The upcoming competition in Qatar is controversial for the reasons outlined in this article. The Gulf nation has been criticised for its record on human rights, same-sex relationships and treatment of migrant workers.
There have been a number of calls for players to show either support for those groups or opposition to the tournament in Qatar. However, a survey by polling company Savanta ComRes has shown that 51 per cent of the public in the UK say footballers should stay out of political issues. Of the respondents, 36 per cent said they should use their platform.
Why the World Cup 2022 in Qatar is controversial
And 54 per cent said countries should not focus on any political issues at the tournament, compared to 30 per cent who said they should.
These results came despite 66 per cent of respondents saying Qatar were not suitable hosts for the World Cup.
FIFA, the organisers of the World Cup, wrote to all 32 World Cup nations in recent weeks, requesting that they focus on football at the tournament.

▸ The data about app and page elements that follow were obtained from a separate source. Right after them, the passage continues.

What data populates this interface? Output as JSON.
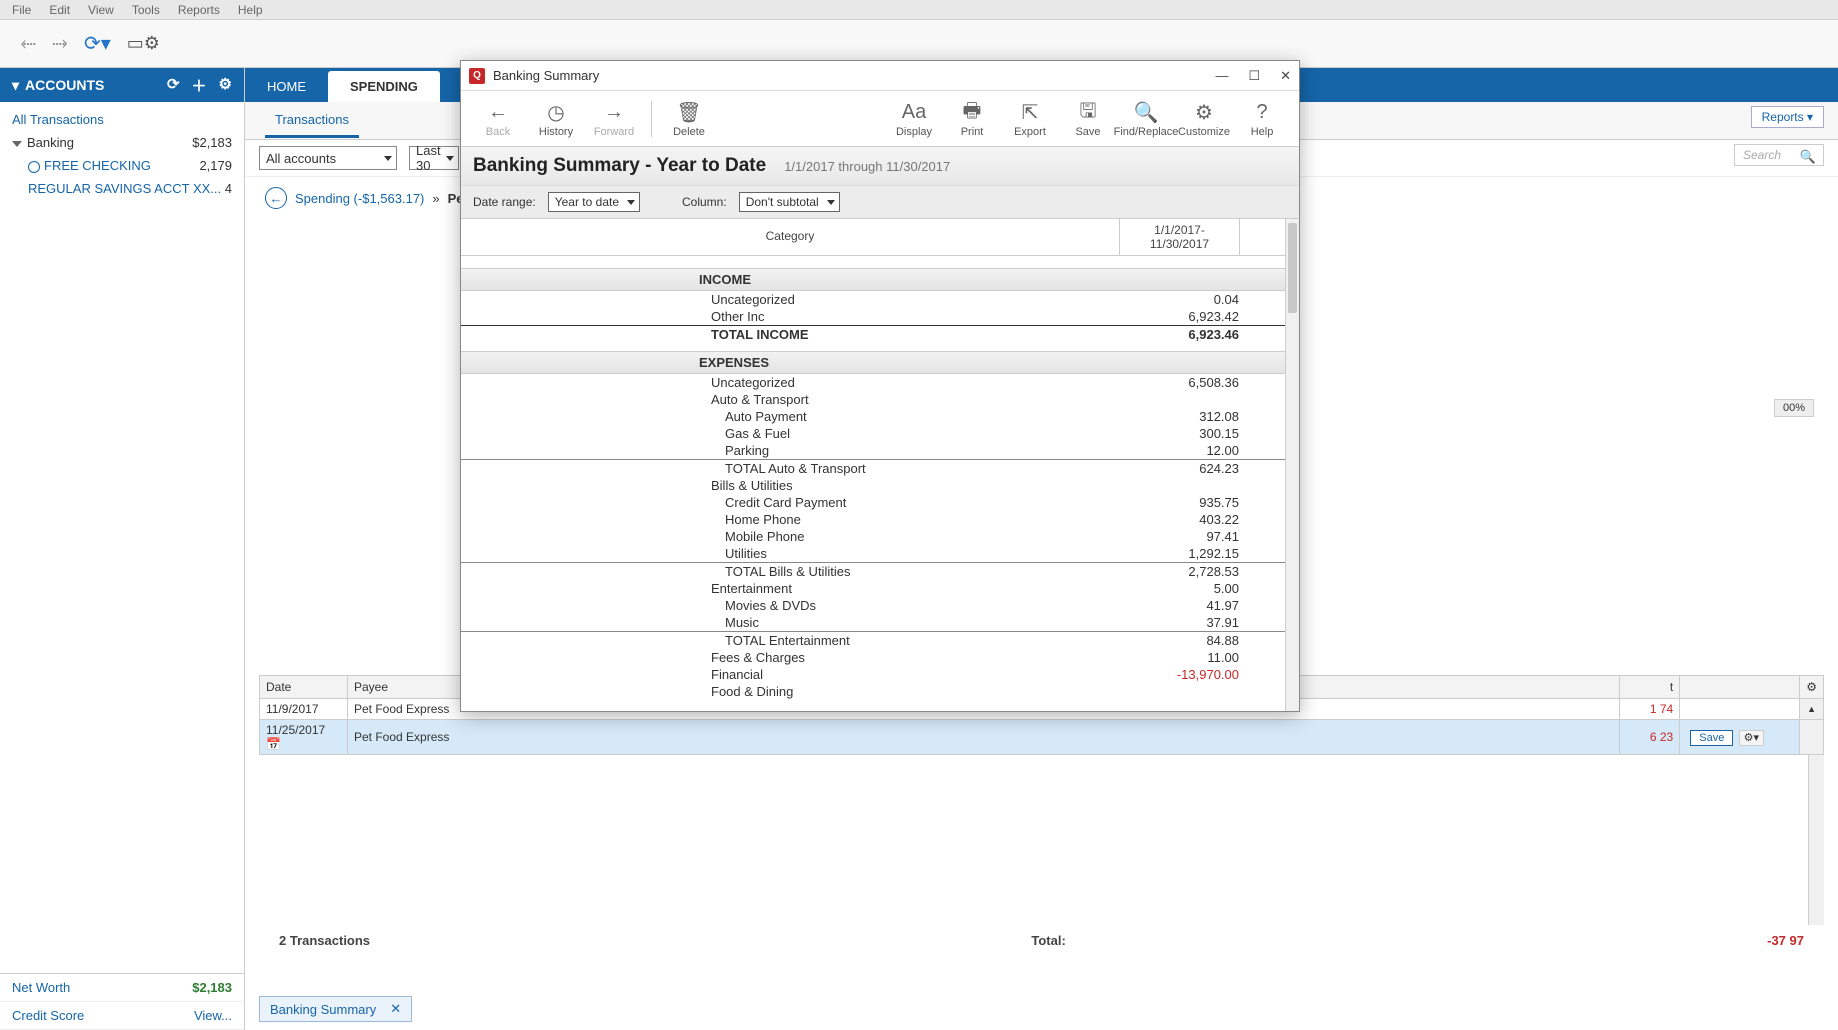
{
  "menubar": [
    "File",
    "Edit",
    "View",
    "Tools",
    "Reports",
    "Help"
  ],
  "sidebar": {
    "title": "ACCOUNTS",
    "all_tx": "All Transactions",
    "groups": [
      {
        "label": "Banking",
        "amount": "$2,183"
      }
    ],
    "accounts": [
      {
        "label": "FREE CHECKING",
        "amount": "2,179"
      },
      {
        "label": "REGULAR SAVINGS ACCT XX...",
        "amount": "4"
      }
    ],
    "footer": [
      {
        "label": "Net Worth",
        "value": "$2,183",
        "cls": "green"
      },
      {
        "label": "Credit Score",
        "value": "View...",
        "cls": ""
      }
    ]
  },
  "tabs": [
    {
      "label": "HOME",
      "active": false
    },
    {
      "label": "SPENDING",
      "active": true
    }
  ],
  "subtabs": {
    "label": "Transactions"
  },
  "reports_btn": "Reports ▾",
  "filters": {
    "accounts": "All accounts",
    "period": "Last 30",
    "search_ph": "Search"
  },
  "breadcrumb": {
    "spending": "Spending (-$1,563.17)",
    "sep": "»",
    "current": "Pets ("
  },
  "percent_badge": "00%",
  "tx_table": {
    "headers": [
      "Date",
      "Payee"
    ],
    "rows": [
      {
        "date": "11/9/2017",
        "payee": "Pet Food Express",
        "right": "1 74"
      },
      {
        "date": "11/25/2017",
        "payee": "Pet Food Express",
        "right": "6 23",
        "selected": true
      }
    ],
    "right_col_hdr": "t",
    "save": "Save",
    "count": "2 Transactions",
    "total_lbl": "Total:",
    "total_val": "-37 97"
  },
  "status_tab": {
    "label": "Banking Summary",
    "close": "✕"
  },
  "popup": {
    "title": "Banking Summary",
    "toolbar": [
      {
        "ico": "←",
        "label": "Back",
        "cls": "dis"
      },
      {
        "ico": "◷",
        "label": "History",
        "cls": ""
      },
      {
        "ico": "→",
        "label": "Forward",
        "cls": "dis"
      },
      {
        "sep": true
      },
      {
        "ico": "🗑",
        "label": "Delete",
        "cls": ""
      }
    ],
    "toolbar_right": [
      {
        "ico": "Aa",
        "label": "Display"
      },
      {
        "ico": "🖶",
        "label": "Print"
      },
      {
        "ico": "⇱",
        "label": "Export"
      },
      {
        "ico": "🖫",
        "label": "Save"
      },
      {
        "ico": "🔍",
        "label": "Find/Replace"
      },
      {
        "ico": "⚙",
        "label": "Customize"
      },
      {
        "ico": "?",
        "label": "Help"
      }
    ],
    "report_title": "Banking Summary - Year to Date",
    "date_range_text": "1/1/2017 through 11/30/2017",
    "opt_date_lbl": "Date range:",
    "opt_date_val": "Year to date",
    "opt_col_lbl": "Column:",
    "opt_col_val": "Don't subtotal",
    "col_headers": {
      "cat": "Category",
      "period": "1/1/2017- 11/30/2017"
    },
    "sections": [
      {
        "name": "INCOME",
        "rows": [
          {
            "l": "Uncategorized",
            "v": "0.04"
          },
          {
            "l": "Other Inc",
            "v": "6,923.42"
          }
        ],
        "total": {
          "l": "TOTAL INCOME",
          "v": "6,923.46"
        }
      },
      {
        "name": "EXPENSES",
        "rows": [
          {
            "l": "Uncategorized",
            "v": "6,508.36"
          },
          {
            "l": "Auto & Transport",
            "v": ""
          },
          {
            "l": "Auto Payment",
            "v": "312.08",
            "ind": 1
          },
          {
            "l": "Gas & Fuel",
            "v": "300.15",
            "ind": 1
          },
          {
            "l": "Parking",
            "v": "12.00",
            "ind": 1
          },
          {
            "l": "TOTAL Auto & Transport",
            "v": "624.23",
            "ind": 1,
            "subtot": true
          },
          {
            "l": "Bills & Utilities",
            "v": ""
          },
          {
            "l": "Credit Card Payment",
            "v": "935.75",
            "ind": 1
          },
          {
            "l": "Home Phone",
            "v": "403.22",
            "ind": 1
          },
          {
            "l": "Mobile Phone",
            "v": "97.41",
            "ind": 1
          },
          {
            "l": "Utilities",
            "v": "1,292.15",
            "ind": 1
          },
          {
            "l": "TOTAL Bills & Utilities",
            "v": "2,728.53",
            "ind": 1,
            "subtot": true
          },
          {
            "l": "Entertainment",
            "v": "5.00"
          },
          {
            "l": "Movies & DVDs",
            "v": "41.97",
            "ind": 1
          },
          {
            "l": "Music",
            "v": "37.91",
            "ind": 1
          },
          {
            "l": "TOTAL Entertainment",
            "v": "84.88",
            "ind": 1,
            "subtot": true
          },
          {
            "l": "Fees & Charges",
            "v": "11.00"
          },
          {
            "l": "Financial",
            "v": "-13,970.00",
            "neg": true
          },
          {
            "l": "Food & Dining",
            "v": ""
          }
        ]
      }
    ]
  }
}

And France captain Hugo Lloris suggested he agreed — adding: “There’s too much pressure on players. We are the bottom of the chain.”
Lloris will be one of nine captains of European nations to wear the OneLove armband at the tournament. The armband, which features a multicoloured pattern, will be used to demonstrate against discrimination.
Most of those who responded to Savanta ComRes’s survey — 56 per cent — said they supported the England and Wales captains wearing the armband in Qatar, while 42 per cent believe it is enough of a protest.
Further protests did garner support. Protests against Iran’s clerical establishment have been taking place over the last two months following the death of a woman in custody for allegedly breaking strict hijab rules.
Iran’s players have also shown their support for those protesting.
And 41 per cent of those responding to the survey said they thought England and Wales should show solidarity with Iranian protests ahead of their games against the nation.
Those surveyed clearly felt as though there would be issues around the tournament too. Of the 3,789 UK adults interviewed by Savanta ComRes, 53 per cent thought that LGBTQ+ fans would not be welcomed in Qatar.
The Athletic conducted a further survey of its readers ahead of the World Cup — the results will be published on the website and app tomorrow.
The 2022 World Cup is happening in Qatar and there is nothing you can do about it
(Photo: Eddie Keogh – The FA/The FA via Getty Images)